RIM’s salvation lies not in more or better smartphones, but in a high-end, ultra secure data exchange platform for the world’s largest enterprises. Forget the phone market. Go for the gold.
Canada’s former tech darling, Research in Motion, has sunk so low on the smartphone popularity meter that there’s continual weekly speculation on who it’s going to sell out to, or what parts of its vast storehouse of patents it will give up in order to salvage investors stakes.
The latest smack to RIM involves a supposed approach by IBM to discuss a possible sale of the Blackberry maker’s enterprise-services division.
Everybody loves to kick around RIM these days, especially Apple-ites who love to look down their noses at the company that essentially invented mobile. (No, it wasn’t God, oops, I mean Steve Jobs). Presumably the IBM rumor was a reason for this latest swarming.
RIM apparently rebuffed the overture and many people believe it was because their chiefs were too stupid to see the writing on the wall. As with most pop theories, this one was probably way off.
Personally, I think (hope?) RIM boffins did so because they realized that enterprise service is their salvation.
When someone like IBM takes a run at you, you know you have something valuable. The former computer maker has converted itself to one of the world’s top, if not the top, IT consulting companies by focusing on the IT needs of the world’s biggest enterprises.

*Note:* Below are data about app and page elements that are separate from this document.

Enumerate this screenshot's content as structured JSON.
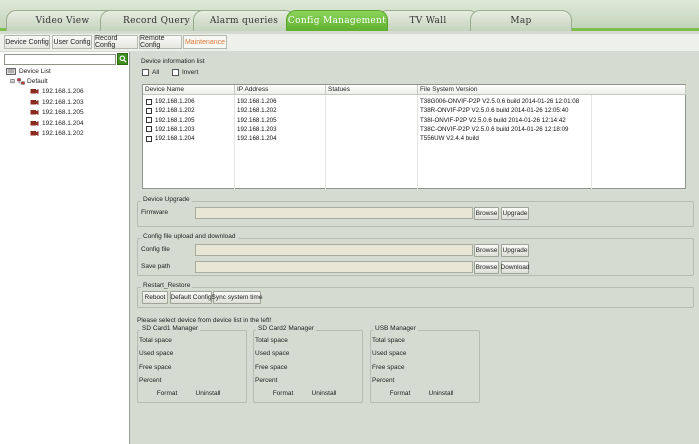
{
  "top_tabs": [
    {
      "label": "Video View"
    },
    {
      "label": "Record Query"
    },
    {
      "label": "Alarm queries"
    },
    {
      "label": "Config Management"
    },
    {
      "label": "TV Wall"
    },
    {
      "label": "Map"
    }
  ],
  "sub_tabs": [
    {
      "label": "Device Config"
    },
    {
      "label": "User Config"
    },
    {
      "label": "Record Config"
    },
    {
      "label": "Remote Config"
    },
    {
      "label": "Maintenance"
    }
  ],
  "sidebar": {
    "root_label": "Device List",
    "group_label": "Default",
    "devices": [
      "192.168.1.206",
      "192.168.1.203",
      "192.168.1.205",
      "192.168.1.204",
      "192.168.1.202"
    ]
  },
  "device_info": {
    "title": "Device information list",
    "all_label": "All",
    "invert_label": "Invert",
    "columns": [
      "Device Name",
      "IP Address",
      "Statues",
      "File System Version"
    ],
    "rows": [
      {
        "name": "192.168.1.206",
        "ip": "192.168.1.206",
        "status": "",
        "version": "T38G006-ONVIF-P2P V2.5.0.6 build 2014-01-26 12:01:08"
      },
      {
        "name": "192.168.1.202",
        "ip": "192.168.1.202",
        "status": "",
        "version": "T38R-ONVIF-P2P V2.5.0.6 build 2014-01-26 12:05:40"
      },
      {
        "name": "192.168.1.205",
        "ip": "192.168.1.205",
        "status": "",
        "version": "T38I-ONVIF-P2P V2.5.0.6 build 2014-01-26 12:14:42"
      },
      {
        "name": "192.168.1.203",
        "ip": "192.168.1.203",
        "status": "",
        "version": "T38C-ONVIF-P2P V2.5.0.6 build 2014-01-26 12:18:09"
      },
      {
        "name": "192.168.1.204",
        "ip": "192.168.1.204",
        "status": "",
        "version": "T556UW V2.4.4 build"
      }
    ]
  },
  "upgrade": {
    "title": "Device Upgrade",
    "firmware_label": "Firmware",
    "browse_label": "Browse",
    "upgrade_label": "Upgrade"
  },
  "config_file": {
    "title": "Config file upload and download",
    "config_label": "Config file",
    "save_label": "Save path",
    "browse_label": "Browse",
    "upgrade_label": "Upgrade",
    "download_label": "Download"
  },
  "restart": {
    "title": "Restart_Restore",
    "reboot_label": "Reboot",
    "default_label": "Default Config",
    "sync_label": "Sync system time"
  },
  "storage": {
    "hint": "Please select device from device list in the left!",
    "managers": [
      {
        "title": "SD Card1 Manager"
      },
      {
        "title": "SD Card2 Manager"
      },
      {
        "title": "USB Manager"
      }
    ],
    "total_label": "Total space",
    "used_label": "Used space",
    "free_label": "Free space",
    "percent_label": "Percent",
    "format_label": "Format",
    "uninstall_label": "Uninstall"
  },
  "colors": {
    "accent": "#7cbf4c",
    "active_subtab": "#e07a3a",
    "device_icon": "#8b2a1e"
  },
  "icons": {
    "search": "search-icon",
    "device": "camera-icon",
    "tree_root": "device-list-icon",
    "tree_group": "group-icon"
  }
}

RIM’s enterprise services division is all about servicing the world’s biggest companies and organizations, which jumped on the Blackberry because its messaging system is impenetrable and ultra secure. Big enterprises, which account for far more internal communication than the low-brow open Internet, value that kind of thing.
So here’s my hoped-for innovation scenario for RIM. It wakes up, if it already hasn’t, and recognizes that the gold lies in its secure information transfer system, and not in pushing boring and often inferior smartphones on Joe or Jane Blow at ever decreasing prices. That’s a race to the bottom (for which RIM is a strong contender right now).
Instead, it abandons intentions to be the world’s biggest phone supplier (it’s already lost that anyway), and concentrates on what it does best — provide a platform for ultra secure data transmission.
It could charge a fortune for it, and large organizations would pay for it because they need to. There are just too many snoops, hackers and general low-lifes out there on the open Internet. So the timing is perfect for a private transmission network that girdles the globe.
And RIM already has the makings of it. No wonder IBM was interested.